Words nearby castrato
Example sentences from the Web for castrato
In his portrait of a castrato, Andrea Sacchi let a well-hung Apollo make up for the singer's loss.
The Daily Pic: In his portrait of a castrato, Andrea Sacchi let a well-hung Apollo make up for the singer's loss.
He laughed, a high-pitched chirp that sounded like a castrato.
This is followed by a air for castrato, in which the violinist has to imitate the tone and that style of singing.Louis Spohr's Autobiography|Louis Spohr
I had recently heard the entrancing castrato singing at St. Peter's, and, on conquering my aversion, could not but admire it.Recollections Of My Childhood And Youth|George Brandes
I thought he was a 'castrato' who, as is the custom in Rome, performed all the parts of a prima donna.
My mother advised me to continue to give myself out as a castrato, in the hope of being able to take me to Rome.

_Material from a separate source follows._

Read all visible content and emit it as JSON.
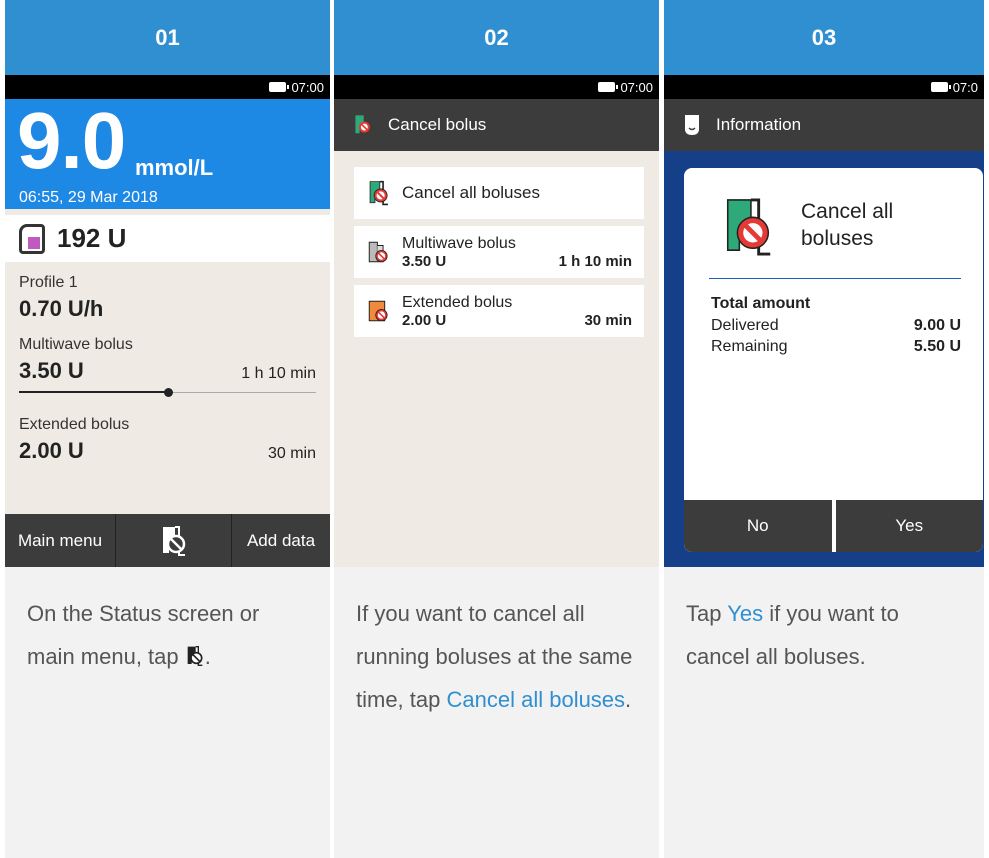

My new visitor proved to be the first castrato of the theatre, who brought an invitation to dinner from Narici.